“Don’t be shy about including a lot of conference centers in your initial search,” Robertson says. “Then whittle it down by the basic things (headcount, budget, etc.). Finally, identify something unique that folks will remember.”
The Mansion at Glen Cove, located on Long Island’s Gold Coast, recognizes the importance of making memorable impressions on conference attendees.
Nestled amidst 55 sprawling acres, the Mansion exudes an air of timeless elegance at every turn. In addition to providing 27 conference rooms within 30,000 square feet of meeting space, the Mansion offers a wealth of activities to allow conference attendees to work some and play some. These activities includes scavenger hunts, game show nights, casino nights, spin classes, wine tasting, bowling tournaments and cocktail academies.

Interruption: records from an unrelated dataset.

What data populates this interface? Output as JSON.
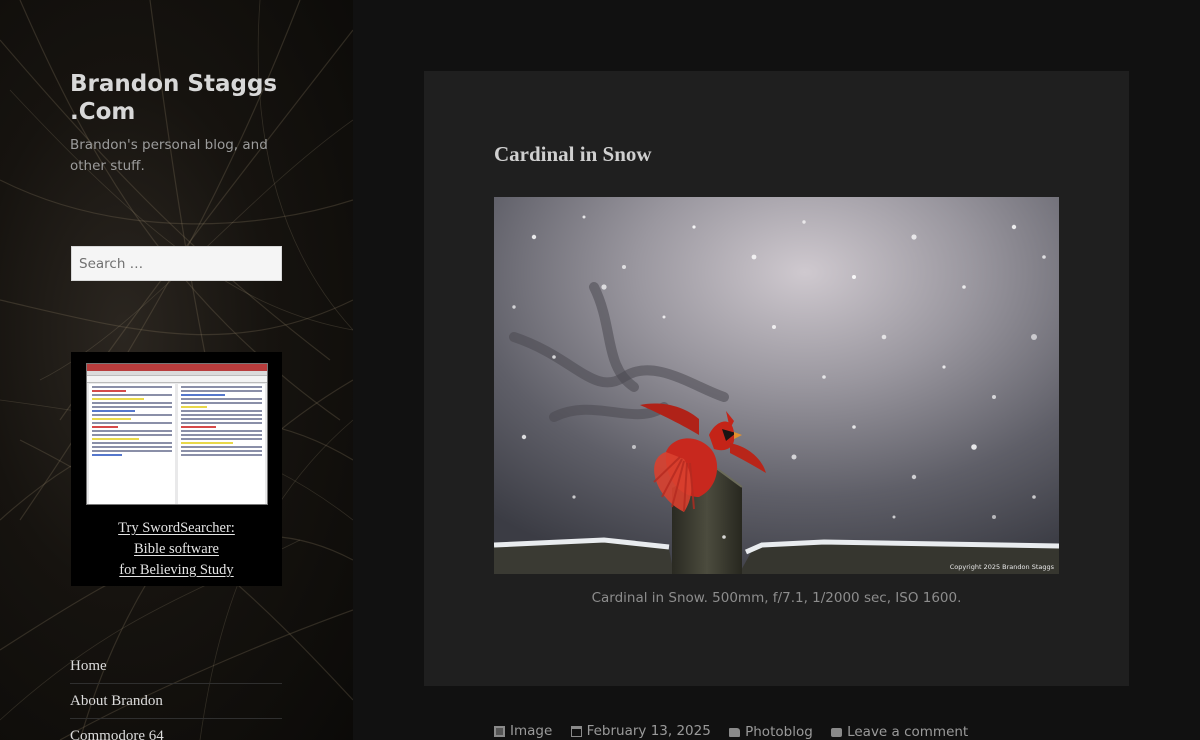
{
  "site": {
    "title_line1": "Brandon Staggs",
    "title_line2": ".Com",
    "description": "Brandon's personal blog, and other stuff."
  },
  "search": {
    "placeholder": "Search …"
  },
  "ad": {
    "line1": "Try SwordSearcher:",
    "line2": "Bible software",
    "line3": "for Believing Study"
  },
  "nav": {
    "items": [
      {
        "label": "Home"
      },
      {
        "label": "About Brandon"
      },
      {
        "label": "Commodore 64"
      }
    ]
  },
  "post": {
    "title": "Cardinal in Snow",
    "photo_copyright": "Copyright 2025 Brandon Staggs",
    "caption": "Cardinal in Snow. 500mm, f/7.1, 1/2000 sec, ISO 1600.",
    "meta": {
      "format": "Image",
      "date": "February 13, 2025",
      "category": "Photoblog",
      "comments": "Leave a comment"
    }
  },
  "colors": {
    "background": "#111111",
    "card": "#1f1f1f",
    "cardinal_red": "#c8281e"
  },
  "icons": [
    "image-format-icon",
    "calendar-icon",
    "folder-icon",
    "comment-icon"
  ]
}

And while St. Charles, Illinois-based Q Center’s 150,000 square feet of IACC-certified space is ideal for meetings and events of all sizes, the conference center’s sprawling 95-acre landscaped campus allows groups and individuals the space to enjoy organized activities or individual time away from meetings. From basketball tournaments to sand volleyball matches, from biking trails to disc golf, the Q Center has worked hard to incorporate elements that enhance attendees’ productivity with relaxing, fun activities aplenty.
Updates in the accouterments and amenities of a conference center are also something that meeting and event planners pay attention to.
The Woodlands Resort in Texas has a new design and interior, featuring Texas architectural elements including steel, wood and stone. The goal of the redesign of the conference center is to offer modern luxury with a relaxing and inviting environment. Located on 28,000 acres of natural forest also means The Woodlands Resort can provide unique outdoor venues for meetings and conferences.
When it opens in 2020, CAESARS FORUM, a $375 million, 550,000-square-foot conference center in Las Vegas, will accommodate more than 10,000 attendees. Caesars Entertainment Corporation recently announced the setting of the first steel truss for the construction of CAESARS FORUM. The more than 300-foot-wide and 200-plus-ton truss marks the first of more than a mile of trusses that will be used in the construction. Due to the large scale of each truss, they are built by the manufacturer, cut into several pieces and then driven to the site, where they are rebuilt via crane.
Additional one-of-a-kind features of CAESARS FORUM include:
“This is an exciting step toward the development of CAESARS FORUM which will redefine the offerings for meetings and events in Las Vegas,” says Michael Massari, chief sales officer for Caesars Entertainment.
CAESARS FORUM will provide direct access via skybridge to Harrah’s Las Vegas and The LINQ Hotel and Casino; be connected by pedestrian bridge to LINQ Promenade and Flamingo Las Vegas; feature 300,000 square feet of flexible meeting space, including two 110,000-square-foot column-free ballrooms, two 40,000-square-foot ballrooms and six state-of-the-art boardrooms; offer more than 100 breakout rooms; feature FORUM Plaza, a 100,000-square-foot outdoor space, ideal for outdoor events, wellness breaks, opening cocktail receptions, meals or entertainment and be located within walking distance to eight of Caesars Entertainment’s Las Vegas properties.
When Jackie Warner, administrative assistant at American Woodmark Corporation, recently planned a national sales meeting for nearly 350 people at Lansdowne Resort, one of the areas that she evaluated was the flexibility offered in the planning states, included changes in the meeting set-up, breakouts and the overall meeting space available.
“Listen to your gut instinct when you are touring properties,” Warner says. “If you aren’t receiving a good vibe from the staff, such as friendliness vs. pushiness, chances are you’ll butt heads later on in the planning stages. Lansdowne has been a wonderful property to work with. Their staff truly cares about the success of your meeting, and they ensure that your job as a lead meeting planner goes as smoothly as possible.” I&FMM